Are Your Players Hitting Home Runs?
Devin Mesoraco is a baseball player for the Cincinnati Reds. He spends his time behind the plate catching a leather-covered piece of rubber. Sometimes it comes at him moving just a tad more than 100 mph. I have some insight into catching a ball hurling through space. I was on both sides of the pitcher/catcher equation in fast pitch softball in college. I can assure you, I neither caught nor threw at that velocity!
As a catcher, and at that speed, you have to be ready for anything.
Even though the catcher gives the signals and expects the pitch to match the signal, that doesn’t always happen. So, you have to align your expectations and understand what’s possible outside of them.
The unexpected also peaks its head in when Devin steps up to the batter’s box.
Traditionally, catchers aren’t expected to be good hitters. They’re expending energy all game long in ways that other players aren’t. Their knees are crunching and squeaking. They’re diving to the right and left and getting hit by that leather missile on regular occasions.

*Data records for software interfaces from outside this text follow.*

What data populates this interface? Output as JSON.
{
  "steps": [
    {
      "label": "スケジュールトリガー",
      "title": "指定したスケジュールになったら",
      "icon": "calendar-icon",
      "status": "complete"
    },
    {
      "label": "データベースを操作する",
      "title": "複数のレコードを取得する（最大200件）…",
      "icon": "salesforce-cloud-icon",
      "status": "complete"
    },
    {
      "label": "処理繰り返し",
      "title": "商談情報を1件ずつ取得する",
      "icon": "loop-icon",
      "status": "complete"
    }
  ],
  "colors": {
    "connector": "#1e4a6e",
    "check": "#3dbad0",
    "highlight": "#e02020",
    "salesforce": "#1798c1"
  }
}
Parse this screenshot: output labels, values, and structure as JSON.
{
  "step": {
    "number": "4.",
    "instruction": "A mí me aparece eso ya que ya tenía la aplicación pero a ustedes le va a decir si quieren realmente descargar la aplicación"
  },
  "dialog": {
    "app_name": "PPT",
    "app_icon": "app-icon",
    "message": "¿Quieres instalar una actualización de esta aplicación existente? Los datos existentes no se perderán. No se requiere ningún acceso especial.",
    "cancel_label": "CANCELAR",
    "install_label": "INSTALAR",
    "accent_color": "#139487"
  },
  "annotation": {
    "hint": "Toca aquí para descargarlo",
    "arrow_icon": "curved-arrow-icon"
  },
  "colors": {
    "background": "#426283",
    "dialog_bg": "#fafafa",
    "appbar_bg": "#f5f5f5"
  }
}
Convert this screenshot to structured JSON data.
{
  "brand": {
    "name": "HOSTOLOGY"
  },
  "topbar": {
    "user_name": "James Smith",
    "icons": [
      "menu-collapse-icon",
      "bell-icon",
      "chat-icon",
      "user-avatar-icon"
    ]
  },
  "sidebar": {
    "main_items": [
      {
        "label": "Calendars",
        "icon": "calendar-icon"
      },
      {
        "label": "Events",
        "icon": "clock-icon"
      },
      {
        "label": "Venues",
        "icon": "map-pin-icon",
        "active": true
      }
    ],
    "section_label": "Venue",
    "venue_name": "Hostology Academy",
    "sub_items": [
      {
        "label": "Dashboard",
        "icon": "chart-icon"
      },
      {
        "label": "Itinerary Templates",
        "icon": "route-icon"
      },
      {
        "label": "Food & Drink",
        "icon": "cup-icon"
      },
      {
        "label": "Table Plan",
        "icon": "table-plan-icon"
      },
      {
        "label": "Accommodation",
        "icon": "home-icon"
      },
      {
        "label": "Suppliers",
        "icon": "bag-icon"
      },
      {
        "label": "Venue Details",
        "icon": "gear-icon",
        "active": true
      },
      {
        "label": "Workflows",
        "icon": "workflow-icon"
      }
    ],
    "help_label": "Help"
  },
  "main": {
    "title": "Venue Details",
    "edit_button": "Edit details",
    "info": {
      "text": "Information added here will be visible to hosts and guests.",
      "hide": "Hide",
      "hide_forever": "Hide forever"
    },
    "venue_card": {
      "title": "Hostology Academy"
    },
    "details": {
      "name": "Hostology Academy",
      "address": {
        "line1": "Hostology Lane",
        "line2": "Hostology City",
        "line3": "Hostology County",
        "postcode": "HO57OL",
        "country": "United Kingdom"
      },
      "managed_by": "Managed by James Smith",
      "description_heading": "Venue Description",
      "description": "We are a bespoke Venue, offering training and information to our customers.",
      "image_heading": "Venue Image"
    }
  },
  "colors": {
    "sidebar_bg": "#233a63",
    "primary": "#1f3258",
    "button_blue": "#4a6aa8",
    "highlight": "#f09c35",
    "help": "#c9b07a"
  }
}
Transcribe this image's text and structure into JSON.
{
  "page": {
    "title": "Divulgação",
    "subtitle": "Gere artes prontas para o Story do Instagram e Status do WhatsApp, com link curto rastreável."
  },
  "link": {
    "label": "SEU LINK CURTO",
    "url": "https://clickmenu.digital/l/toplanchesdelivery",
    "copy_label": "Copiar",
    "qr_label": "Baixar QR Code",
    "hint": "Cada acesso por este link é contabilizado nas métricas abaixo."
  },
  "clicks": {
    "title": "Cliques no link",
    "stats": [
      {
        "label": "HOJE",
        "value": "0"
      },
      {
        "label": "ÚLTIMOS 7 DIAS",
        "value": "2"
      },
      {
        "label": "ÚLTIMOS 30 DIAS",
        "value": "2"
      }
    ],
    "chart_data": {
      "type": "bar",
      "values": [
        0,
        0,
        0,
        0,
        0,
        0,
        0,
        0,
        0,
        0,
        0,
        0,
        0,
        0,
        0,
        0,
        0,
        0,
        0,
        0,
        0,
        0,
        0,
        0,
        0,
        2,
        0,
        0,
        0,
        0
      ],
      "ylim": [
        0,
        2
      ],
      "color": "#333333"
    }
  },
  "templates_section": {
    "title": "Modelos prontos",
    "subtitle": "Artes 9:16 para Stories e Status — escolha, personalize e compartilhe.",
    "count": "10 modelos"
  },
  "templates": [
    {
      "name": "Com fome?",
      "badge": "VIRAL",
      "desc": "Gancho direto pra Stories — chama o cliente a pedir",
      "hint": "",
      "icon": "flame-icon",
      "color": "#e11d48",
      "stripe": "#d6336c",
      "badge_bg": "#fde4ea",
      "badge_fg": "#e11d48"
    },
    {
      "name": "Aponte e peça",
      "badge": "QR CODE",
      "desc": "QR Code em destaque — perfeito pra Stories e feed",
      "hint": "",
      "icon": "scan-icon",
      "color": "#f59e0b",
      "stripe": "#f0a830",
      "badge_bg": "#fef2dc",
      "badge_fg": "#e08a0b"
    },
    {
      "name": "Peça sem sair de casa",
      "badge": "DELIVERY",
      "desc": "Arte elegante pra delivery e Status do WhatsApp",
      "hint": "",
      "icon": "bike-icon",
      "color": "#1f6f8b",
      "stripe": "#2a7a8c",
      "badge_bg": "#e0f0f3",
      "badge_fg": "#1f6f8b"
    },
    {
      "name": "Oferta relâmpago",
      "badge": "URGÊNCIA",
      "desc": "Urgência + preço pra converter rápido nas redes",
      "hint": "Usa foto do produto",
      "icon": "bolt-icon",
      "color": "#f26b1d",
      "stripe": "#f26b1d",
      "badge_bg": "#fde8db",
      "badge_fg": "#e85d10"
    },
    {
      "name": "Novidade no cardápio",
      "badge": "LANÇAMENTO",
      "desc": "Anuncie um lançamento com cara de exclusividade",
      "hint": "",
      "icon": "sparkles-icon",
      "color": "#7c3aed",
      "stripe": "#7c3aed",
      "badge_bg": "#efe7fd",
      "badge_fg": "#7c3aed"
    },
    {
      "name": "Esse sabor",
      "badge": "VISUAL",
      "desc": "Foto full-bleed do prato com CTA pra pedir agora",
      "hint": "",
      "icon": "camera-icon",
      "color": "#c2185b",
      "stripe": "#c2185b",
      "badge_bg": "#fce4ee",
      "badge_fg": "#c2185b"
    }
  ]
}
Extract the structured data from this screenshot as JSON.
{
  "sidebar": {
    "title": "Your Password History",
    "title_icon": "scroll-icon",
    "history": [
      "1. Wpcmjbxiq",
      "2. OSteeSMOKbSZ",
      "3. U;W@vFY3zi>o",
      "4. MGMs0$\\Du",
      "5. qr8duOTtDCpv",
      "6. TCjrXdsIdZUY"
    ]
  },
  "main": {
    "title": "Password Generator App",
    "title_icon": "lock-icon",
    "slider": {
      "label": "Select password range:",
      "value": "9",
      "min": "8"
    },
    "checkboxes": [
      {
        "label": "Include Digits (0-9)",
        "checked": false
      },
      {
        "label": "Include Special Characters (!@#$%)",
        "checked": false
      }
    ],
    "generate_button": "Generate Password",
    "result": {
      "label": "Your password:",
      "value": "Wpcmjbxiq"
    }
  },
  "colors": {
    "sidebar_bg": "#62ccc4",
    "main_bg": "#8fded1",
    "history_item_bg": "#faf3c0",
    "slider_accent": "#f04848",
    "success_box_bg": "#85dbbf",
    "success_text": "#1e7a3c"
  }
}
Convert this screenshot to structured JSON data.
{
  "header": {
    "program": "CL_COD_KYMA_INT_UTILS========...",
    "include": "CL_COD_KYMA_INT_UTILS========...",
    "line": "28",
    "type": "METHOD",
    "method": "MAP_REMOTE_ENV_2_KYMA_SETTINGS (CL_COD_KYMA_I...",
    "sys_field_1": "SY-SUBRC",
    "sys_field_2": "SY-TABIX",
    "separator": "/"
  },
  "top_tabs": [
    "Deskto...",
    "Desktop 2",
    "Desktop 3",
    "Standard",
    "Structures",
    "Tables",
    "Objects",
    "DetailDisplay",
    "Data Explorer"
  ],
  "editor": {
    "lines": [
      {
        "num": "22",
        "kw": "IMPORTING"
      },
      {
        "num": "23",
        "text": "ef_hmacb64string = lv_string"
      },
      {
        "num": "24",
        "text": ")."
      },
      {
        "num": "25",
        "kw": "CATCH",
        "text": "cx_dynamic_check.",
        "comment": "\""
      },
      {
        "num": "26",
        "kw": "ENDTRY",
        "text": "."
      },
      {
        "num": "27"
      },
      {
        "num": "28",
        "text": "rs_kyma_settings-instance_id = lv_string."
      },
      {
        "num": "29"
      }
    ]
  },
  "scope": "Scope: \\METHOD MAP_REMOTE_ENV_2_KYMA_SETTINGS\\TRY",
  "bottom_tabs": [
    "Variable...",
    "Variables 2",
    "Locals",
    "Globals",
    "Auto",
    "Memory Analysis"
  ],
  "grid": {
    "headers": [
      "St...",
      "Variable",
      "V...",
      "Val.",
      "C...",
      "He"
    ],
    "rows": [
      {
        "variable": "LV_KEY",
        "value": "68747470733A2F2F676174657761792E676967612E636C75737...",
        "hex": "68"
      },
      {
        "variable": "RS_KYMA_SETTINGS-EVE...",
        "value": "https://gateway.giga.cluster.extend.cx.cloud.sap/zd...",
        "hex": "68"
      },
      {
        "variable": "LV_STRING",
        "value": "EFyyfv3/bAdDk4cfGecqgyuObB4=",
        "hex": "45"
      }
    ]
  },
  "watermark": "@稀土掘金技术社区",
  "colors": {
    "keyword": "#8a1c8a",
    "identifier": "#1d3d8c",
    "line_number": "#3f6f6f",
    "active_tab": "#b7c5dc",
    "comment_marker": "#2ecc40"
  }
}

Screen Shot 2014-07-01 at 10.38.28 AMAnd yet, Devin just hit another home run in a game last week. That makes five games in a row where he swung mightily and launched the ball into the stands, displacing peanuts and popcorn and giving one lucky fan a souvenir to take away with her. He’s got the highest batting average on the team despite batting toward the bottom of the lineup for most of the season.
Here’s the thing.
If Devin just played to what they expected of him as a batting catcher, he would still be in the bottom of the pack. His passion and focus has propelled him up the charts and he’s now hitting “clean-up” — the preeminent spot for a hitter on the team.
What Do You See In Your Players?
This miracle of movement requires two things – the hitter to work hard on the game, and the team leaders to recognize that even a catcher can be a hitter.
The sooner coaches/leaders see team members beyond their preconceived notions, the better the player, and the better the team. Try this:
Ask yourself what your employees’ top strengths are.
Look for how they’re utilizing those strengths in the work they’re doing.
Think about how they could use those strengths to contribute in new ways.
Engage your employees in their own quest to find and use their strengths in new ways.
Sometimes, making time to look for the strengths in your people gives you another chance to see what’s best about them, and help them put it into action!
How do you see your players, and how might that view allow them to cross the plate after yet another home run?!